WHAT IS NEEDED
Only an exact copy of the records below will serve as the answer.

[Page and application data records]
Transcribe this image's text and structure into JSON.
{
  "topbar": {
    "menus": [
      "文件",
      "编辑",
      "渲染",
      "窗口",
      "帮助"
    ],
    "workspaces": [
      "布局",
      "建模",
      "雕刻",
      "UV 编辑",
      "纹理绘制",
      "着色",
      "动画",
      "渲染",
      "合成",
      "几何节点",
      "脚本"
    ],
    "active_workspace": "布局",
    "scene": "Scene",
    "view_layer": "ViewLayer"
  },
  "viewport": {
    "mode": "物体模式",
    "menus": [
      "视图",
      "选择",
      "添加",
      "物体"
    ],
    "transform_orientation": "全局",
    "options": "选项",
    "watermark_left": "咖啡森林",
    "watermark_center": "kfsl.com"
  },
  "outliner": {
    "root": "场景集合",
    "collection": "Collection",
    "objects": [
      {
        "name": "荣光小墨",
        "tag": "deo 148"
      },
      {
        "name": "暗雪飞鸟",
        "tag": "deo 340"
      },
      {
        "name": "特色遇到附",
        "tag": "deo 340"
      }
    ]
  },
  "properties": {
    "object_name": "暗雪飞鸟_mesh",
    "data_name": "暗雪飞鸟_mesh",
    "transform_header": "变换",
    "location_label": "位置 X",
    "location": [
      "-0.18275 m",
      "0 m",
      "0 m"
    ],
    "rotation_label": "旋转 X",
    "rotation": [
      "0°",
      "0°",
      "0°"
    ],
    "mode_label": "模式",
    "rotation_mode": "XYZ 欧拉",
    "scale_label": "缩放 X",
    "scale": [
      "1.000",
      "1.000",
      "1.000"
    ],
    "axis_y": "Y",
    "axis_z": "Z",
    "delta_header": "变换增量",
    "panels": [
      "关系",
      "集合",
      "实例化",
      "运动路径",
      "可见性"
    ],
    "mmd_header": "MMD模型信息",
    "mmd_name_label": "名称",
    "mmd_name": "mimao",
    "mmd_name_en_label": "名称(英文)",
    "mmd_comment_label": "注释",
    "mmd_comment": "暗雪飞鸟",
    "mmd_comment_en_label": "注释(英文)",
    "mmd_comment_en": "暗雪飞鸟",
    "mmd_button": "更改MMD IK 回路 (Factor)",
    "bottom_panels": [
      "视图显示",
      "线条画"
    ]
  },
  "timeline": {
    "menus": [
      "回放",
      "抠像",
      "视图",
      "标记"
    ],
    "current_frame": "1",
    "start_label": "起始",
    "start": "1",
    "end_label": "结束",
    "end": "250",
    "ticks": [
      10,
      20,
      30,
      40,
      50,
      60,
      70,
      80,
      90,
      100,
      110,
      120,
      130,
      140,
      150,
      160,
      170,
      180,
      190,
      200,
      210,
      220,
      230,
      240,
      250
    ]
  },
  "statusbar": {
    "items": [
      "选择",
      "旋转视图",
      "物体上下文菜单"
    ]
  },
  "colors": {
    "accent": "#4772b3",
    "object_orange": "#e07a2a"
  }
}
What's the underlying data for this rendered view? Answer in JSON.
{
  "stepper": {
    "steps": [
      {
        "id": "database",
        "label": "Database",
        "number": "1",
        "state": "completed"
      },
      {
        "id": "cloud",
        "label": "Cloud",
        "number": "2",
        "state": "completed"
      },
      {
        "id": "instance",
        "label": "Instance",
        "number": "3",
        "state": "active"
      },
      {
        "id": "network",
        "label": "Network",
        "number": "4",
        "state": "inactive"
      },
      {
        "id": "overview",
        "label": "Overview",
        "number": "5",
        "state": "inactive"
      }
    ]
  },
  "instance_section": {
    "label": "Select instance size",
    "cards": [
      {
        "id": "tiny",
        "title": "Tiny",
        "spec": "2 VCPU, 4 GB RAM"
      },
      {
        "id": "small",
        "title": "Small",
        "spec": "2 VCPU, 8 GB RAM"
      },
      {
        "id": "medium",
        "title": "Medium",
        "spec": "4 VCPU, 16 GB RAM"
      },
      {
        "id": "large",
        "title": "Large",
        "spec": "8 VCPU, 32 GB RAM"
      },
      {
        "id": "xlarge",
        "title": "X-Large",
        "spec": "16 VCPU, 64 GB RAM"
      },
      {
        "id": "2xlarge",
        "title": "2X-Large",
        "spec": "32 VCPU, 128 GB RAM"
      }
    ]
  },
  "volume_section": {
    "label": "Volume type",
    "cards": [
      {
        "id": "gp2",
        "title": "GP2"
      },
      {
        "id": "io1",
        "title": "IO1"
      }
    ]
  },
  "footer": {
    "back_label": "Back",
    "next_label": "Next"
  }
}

EXERCISE OUTPUT
Transcribe this image's text and structure into JSON.
{
  "topbar": {
    "menus": [
      "文件",
      "编辑",
      "渲染",
      "窗口",
      "帮助"
    ],
    "workspaces": [
      "布局",
      "建模",
      "雕刻",
      "UV 编辑",
      "纹理绘制",
      "着色",
      "动画",
      "渲染",
      "合成",
      "几何节点",
      "脚本"
    ],
    "active_workspace": "布局",
    "scene": "Scene",
    "view_layer": "ViewLayer"
  },
  "viewport": {
    "mode": "物体模式",
    "menus": [
      "视图",
      "选择",
      "添加",
      "物体"
    ],
    "transform_orientation": "全局",
    "options": "选项",
    "watermark_left": "咖啡森林",
    "watermark_center": "kfsl.com"
  },
  "outliner": {
    "root": "场景集合",
    "collection": "Collection",
    "objects": [
      {
        "name": "荣光小墨",
        "tag": "deo 148"
      },
      {
        "name": "暗雪飞鸟",
        "tag": "deo 340"
      },
      {
        "name": "特色遇到附",
        "tag": "deo 340"
      }
    ]
  },
  "properties": {
    "object_name": "暗雪飞鸟_mesh",
    "data_name": "暗雪飞鸟_mesh",
    "transform_header": "变换",
    "location_label": "位置 X",
    "location": [
      "-0.18275 m",
      "0 m",
      "0 m"
    ],
    "rotation_label": "旋转 X",
    "rotation": [
      "0°",
      "0°",
      "0°"
    ],
    "mode_label": "模式",
    "rotation_mode": "XYZ 欧拉",
    "scale_label": "缩放 X",
    "scale": [
      "1.000",
      "1.000",
      "1.000"
    ],
    "axis_y": "Y",
    "axis_z": "Z",
    "delta_header": "变换增量",
    "panels": [
      "关系",
      "集合",
      "实例化",
      "运动路径",
      "可见性"
    ],
    "mmd_header": "MMD模型信息",
    "mmd_name_label": "名称",
    "mmd_name": "mimao",
    "mmd_name_en_label": "名称(英文)",
    "mmd_comment_label": "注释",
    "mmd_comment": "暗雪飞鸟",
    "mmd_comment_en_label": "注释(英文)",
    "mmd_comment_en": "暗雪飞鸟",
    "mmd_button": "更改MMD IK 回路 (Factor)",
    "bottom_panels": [
      "视图显示",
      "线条画"
    ]
  },
  "timeline": {
    "menus": [
      "回放",
      "抠像",
      "视图",
      "标记"
    ],
    "current_frame": "1",
    "start_label": "起始",
    "start": "1",
    "end_label": "结束",
    "end": "250",
    "ticks": [
      10,
      20,
      30,
      40,
      50,
      60,
      70,
      80,
      90,
      100,
      110,
      120,
      130,
      140,
      150,
      160,
      170,
      180,
      190,
      200,
      210,
      220,
      230,
      240,
      250
    ]
  },
  "statusbar": {
    "items": [
      "选择",
      "旋转视图",
      "物体上下文菜单"
    ]
  },
  "colors": {
    "accent": "#4772b3",
    "object_orange": "#e07a2a"
  }
}
What's the underlying data for this rendered view? Answer in JSON.
{
  "stepper": {
    "steps": [
      {
        "id": "database",
        "label": "Database",
        "number": "1",
        "state": "completed"
      },
      {
        "id": "cloud",
        "label": "Cloud",
        "number": "2",
        "state": "completed"
      },
      {
        "id": "instance",
        "label": "Instance",
        "number": "3",
        "state": "active"
      },
      {
        "id": "network",
        "label": "Network",
        "number": "4",
        "state": "inactive"
      },
      {
        "id": "overview",
        "label": "Overview",
        "number": "5",
        "state": "inactive"
      }
    ]
  },
  "instance_section": {
    "label": "Select instance size",
    "cards": [
      {
        "id": "tiny",
        "title": "Tiny",
        "spec": "2 VCPU, 4 GB RAM"
      },
      {
        "id": "small",
        "title": "Small",
        "spec": "2 VCPU, 8 GB RAM"
      },
      {
        "id": "medium",
        "title": "Medium",
        "spec": "4 VCPU, 16 GB RAM"
      },
      {
        "id": "large",
        "title": "Large",
        "spec": "8 VCPU, 32 GB RAM"
      },
      {
        "id": "xlarge",
        "title": "X-Large",
        "spec": "16 VCPU, 64 GB RAM"
      },
      {
        "id": "2xlarge",
        "title": "2X-Large",
        "spec": "32 VCPU, 128 GB RAM"
      }
    ]
  },
  "volume_section": {
    "label": "Volume type",
    "cards": [
      {
        "id": "gp2",
        "title": "GP2"
      },
      {
        "id": "io1",
        "title": "IO1"
      }
    ]
  },
  "footer": {
    "back_label": "Back",
    "next_label": "Next"
  }
}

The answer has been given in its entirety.